Medical News Today reported that Splenda (sucralose) was downgraded from “safe” to “caution” in after an Italian animal study linked sucralose to a higher risk of developing leukemia.
The CSPI said at the time that it was awaiting the Italian study’s review before deciding what long-term safety grade to assign to Splenda in its Chemical Cuisine guide to food additives. As of early 2015 this study review has not yet been published. Many millions of people around the world use artificial sweeteners. They are commonly found in a growing number of and drinks and food items, including food for diabetes, cakes, milkshakes, soft drinks, and even medications.
Italian study links sucralose consumption to leukemia risk
Dr. Morando Soffritti, director of the Ramazzini Institute in Bologna, Italy, and team fed 843 laboratory mice varying doses of sucralose from when they were fetuses until they died.
Here’s what they found:
“Our early studies in rats showed increases in several types of cancer, and, in our most recent aspartame studies, we observed a statistically significant increase of liver and lung tumors in male mice. This shows aspartame causes cancer in various places of the body in two different species. Health concerns over aspartame are leading consumers to switch to the widely promoted alternative: sucralose.
Now that we have found evidence of a link between sucralose and cancer in mice, similar research should be urgently repeated on rats, and large scale observational studies should be set up to monitor any potential cancer risk to human health.”
Dr Soffritti cautions that children and pregnant mothers should avoid consuming artificial sweeteners until appropriate studies clearly show there is no cancer risk.
Here are the Grades
As things stand at the moment, these are the gradings CSPI gives to artificial sweeteners:

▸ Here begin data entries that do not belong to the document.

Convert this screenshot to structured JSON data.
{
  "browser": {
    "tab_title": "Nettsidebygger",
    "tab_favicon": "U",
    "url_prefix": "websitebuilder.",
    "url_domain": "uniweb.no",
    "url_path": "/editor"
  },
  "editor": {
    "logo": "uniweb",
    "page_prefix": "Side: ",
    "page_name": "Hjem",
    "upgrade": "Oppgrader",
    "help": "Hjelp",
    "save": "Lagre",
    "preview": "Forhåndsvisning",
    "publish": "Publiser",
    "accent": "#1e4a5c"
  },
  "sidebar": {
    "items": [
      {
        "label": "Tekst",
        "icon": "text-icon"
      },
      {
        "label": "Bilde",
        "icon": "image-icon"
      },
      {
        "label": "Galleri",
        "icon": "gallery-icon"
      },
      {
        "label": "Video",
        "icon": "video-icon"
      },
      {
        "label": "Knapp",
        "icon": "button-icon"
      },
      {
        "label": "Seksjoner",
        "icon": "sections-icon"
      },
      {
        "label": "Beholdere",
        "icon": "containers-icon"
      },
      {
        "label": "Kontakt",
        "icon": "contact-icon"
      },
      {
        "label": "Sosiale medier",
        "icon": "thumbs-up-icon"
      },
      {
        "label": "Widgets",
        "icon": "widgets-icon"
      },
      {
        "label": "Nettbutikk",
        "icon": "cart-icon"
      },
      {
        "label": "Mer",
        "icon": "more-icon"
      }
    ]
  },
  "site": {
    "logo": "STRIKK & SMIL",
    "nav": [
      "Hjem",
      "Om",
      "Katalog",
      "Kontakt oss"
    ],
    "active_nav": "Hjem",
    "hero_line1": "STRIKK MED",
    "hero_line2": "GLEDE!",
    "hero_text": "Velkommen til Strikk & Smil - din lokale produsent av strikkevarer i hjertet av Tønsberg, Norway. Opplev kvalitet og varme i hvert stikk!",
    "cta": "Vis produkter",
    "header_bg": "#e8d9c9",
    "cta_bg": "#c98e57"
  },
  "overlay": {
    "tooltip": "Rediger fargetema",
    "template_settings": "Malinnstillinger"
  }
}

Splenda – caution
Saccharin – avoid
Aspartame – avoid
Acesulfame potassium – avoid
Rebiana – safe
CSPI adds that it would be useful to have further testing done on rebiana.
CSPI executive director Michael F. Jacobson, said:

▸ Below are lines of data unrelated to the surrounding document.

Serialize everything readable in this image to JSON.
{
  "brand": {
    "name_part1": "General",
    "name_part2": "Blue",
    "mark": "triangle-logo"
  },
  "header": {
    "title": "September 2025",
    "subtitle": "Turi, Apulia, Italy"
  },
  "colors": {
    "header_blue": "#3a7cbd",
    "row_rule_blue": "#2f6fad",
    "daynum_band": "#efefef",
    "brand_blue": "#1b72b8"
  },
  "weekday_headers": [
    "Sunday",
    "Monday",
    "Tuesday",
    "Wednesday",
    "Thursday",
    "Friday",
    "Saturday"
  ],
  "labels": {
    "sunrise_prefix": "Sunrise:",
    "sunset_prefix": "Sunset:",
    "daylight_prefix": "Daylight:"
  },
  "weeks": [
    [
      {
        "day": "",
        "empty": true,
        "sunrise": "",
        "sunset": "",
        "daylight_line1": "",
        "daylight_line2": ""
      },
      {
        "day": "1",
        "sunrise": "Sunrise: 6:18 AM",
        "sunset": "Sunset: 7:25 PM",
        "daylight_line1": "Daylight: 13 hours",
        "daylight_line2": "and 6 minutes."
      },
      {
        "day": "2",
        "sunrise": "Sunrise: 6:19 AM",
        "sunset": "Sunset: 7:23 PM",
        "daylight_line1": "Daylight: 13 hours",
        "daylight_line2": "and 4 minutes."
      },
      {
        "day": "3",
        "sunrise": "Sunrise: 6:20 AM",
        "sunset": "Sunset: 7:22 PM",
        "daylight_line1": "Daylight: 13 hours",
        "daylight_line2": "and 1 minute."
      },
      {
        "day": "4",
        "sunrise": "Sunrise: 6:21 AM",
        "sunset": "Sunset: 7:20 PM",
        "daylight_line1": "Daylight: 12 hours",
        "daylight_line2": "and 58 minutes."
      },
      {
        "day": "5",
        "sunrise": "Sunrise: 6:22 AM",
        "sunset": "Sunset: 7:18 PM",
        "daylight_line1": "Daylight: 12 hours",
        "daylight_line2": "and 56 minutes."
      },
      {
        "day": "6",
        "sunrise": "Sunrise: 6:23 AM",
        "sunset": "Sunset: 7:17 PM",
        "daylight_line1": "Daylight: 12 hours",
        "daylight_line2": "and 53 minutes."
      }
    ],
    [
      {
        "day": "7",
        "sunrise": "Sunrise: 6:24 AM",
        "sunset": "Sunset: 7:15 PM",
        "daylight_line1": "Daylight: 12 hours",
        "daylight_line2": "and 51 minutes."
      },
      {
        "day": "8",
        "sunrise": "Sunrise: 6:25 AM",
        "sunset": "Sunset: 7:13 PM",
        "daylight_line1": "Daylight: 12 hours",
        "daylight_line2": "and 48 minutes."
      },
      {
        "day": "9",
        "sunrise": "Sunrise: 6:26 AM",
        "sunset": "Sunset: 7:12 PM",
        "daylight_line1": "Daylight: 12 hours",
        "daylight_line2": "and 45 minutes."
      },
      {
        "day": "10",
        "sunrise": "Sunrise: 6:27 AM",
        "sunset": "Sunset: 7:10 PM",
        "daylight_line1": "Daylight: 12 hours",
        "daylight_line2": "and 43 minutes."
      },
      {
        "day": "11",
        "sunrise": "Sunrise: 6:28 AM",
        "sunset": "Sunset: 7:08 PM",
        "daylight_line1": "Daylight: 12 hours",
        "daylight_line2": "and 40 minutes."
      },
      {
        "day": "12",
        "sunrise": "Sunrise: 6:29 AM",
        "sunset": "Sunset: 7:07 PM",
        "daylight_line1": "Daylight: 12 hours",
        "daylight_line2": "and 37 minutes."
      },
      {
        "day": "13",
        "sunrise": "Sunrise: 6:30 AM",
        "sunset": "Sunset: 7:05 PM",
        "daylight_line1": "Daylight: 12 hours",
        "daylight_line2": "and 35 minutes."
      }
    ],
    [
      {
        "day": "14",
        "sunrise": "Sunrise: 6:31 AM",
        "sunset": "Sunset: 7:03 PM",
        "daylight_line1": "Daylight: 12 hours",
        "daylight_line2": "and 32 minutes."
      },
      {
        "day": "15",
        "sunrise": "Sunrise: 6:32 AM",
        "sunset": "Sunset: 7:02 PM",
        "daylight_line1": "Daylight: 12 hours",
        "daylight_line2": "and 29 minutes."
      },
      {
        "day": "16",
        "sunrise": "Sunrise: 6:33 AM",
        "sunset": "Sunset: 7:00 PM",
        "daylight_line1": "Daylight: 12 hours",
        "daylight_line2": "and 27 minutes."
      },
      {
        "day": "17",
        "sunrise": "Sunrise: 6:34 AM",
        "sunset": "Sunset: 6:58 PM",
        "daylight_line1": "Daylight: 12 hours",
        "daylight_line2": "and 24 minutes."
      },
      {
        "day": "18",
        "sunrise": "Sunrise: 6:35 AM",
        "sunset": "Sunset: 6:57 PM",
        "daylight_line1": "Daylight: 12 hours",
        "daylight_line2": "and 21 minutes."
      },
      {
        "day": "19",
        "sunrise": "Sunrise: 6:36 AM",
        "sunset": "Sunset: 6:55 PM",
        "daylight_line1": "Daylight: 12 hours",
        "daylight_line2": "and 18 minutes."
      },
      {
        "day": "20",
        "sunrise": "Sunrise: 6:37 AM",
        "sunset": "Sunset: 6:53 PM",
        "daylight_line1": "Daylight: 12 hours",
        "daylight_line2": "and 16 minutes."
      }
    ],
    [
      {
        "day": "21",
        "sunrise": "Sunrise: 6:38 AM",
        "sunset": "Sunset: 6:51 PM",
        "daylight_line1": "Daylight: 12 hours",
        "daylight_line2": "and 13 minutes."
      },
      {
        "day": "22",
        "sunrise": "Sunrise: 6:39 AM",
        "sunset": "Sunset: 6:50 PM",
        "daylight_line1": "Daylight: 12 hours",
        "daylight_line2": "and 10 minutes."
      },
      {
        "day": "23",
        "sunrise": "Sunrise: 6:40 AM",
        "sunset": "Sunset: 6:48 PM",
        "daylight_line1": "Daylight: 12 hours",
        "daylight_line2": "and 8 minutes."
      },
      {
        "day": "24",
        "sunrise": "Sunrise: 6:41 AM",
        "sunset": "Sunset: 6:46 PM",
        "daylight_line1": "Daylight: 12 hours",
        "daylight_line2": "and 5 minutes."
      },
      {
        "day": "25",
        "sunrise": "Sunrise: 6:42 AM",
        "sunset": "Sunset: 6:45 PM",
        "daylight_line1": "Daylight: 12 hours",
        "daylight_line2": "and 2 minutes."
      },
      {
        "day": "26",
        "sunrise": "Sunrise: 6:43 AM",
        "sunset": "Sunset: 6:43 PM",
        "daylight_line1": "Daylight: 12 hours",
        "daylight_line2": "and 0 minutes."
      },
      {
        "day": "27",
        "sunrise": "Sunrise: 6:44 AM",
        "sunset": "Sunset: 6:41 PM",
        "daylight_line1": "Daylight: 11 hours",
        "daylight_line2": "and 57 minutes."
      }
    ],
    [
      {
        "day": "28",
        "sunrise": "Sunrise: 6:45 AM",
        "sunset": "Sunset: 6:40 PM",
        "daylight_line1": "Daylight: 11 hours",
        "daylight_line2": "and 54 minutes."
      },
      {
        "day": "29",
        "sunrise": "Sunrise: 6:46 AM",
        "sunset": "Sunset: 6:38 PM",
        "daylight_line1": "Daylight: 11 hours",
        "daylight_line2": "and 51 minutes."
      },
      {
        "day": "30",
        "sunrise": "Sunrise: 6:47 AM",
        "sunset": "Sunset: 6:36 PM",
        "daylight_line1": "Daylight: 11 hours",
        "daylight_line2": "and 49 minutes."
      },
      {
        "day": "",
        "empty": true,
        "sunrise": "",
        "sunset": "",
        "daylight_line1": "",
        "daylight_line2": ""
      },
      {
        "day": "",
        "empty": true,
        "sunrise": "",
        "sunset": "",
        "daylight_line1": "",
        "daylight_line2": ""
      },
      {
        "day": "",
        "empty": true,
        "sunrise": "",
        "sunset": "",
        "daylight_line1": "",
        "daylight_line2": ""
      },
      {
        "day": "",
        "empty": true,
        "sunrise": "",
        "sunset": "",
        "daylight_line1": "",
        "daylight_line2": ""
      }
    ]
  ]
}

“Sucralose may prove to be safer than saccharin, aspartame, and acesulfame potassium, but the forthcoming Italian study warrants careful scrutiny before we can be confident that the sweetener is safe for use in food.”
“Caution” Regarding Splenda Is Putting It Mildly…
Dr. Mercola, who has written extensively on artificial sweeteners had this to say:
I would instead say that this artificial sweetener should be avoided like the plague. In 2005, I wrote Sweet Deception, in which I expose the many concerns related to the consumption of artificial sweeteners. It’s an extremely well-researched book, and it’s every bit as valid today as it was when I first wrote it. I spent over three years, and had five health care professionals work on it with me to be absolutely sure of our findings.
Mercola was actually threatened by Johnson & Johnson:
I did this because the maker of Splenda, Johnson & Johnson, had their New York legal firm write me a 20-page letter threatening to sue me if I published the book. Needless to say, the book was published and they never sued me as the information was all true.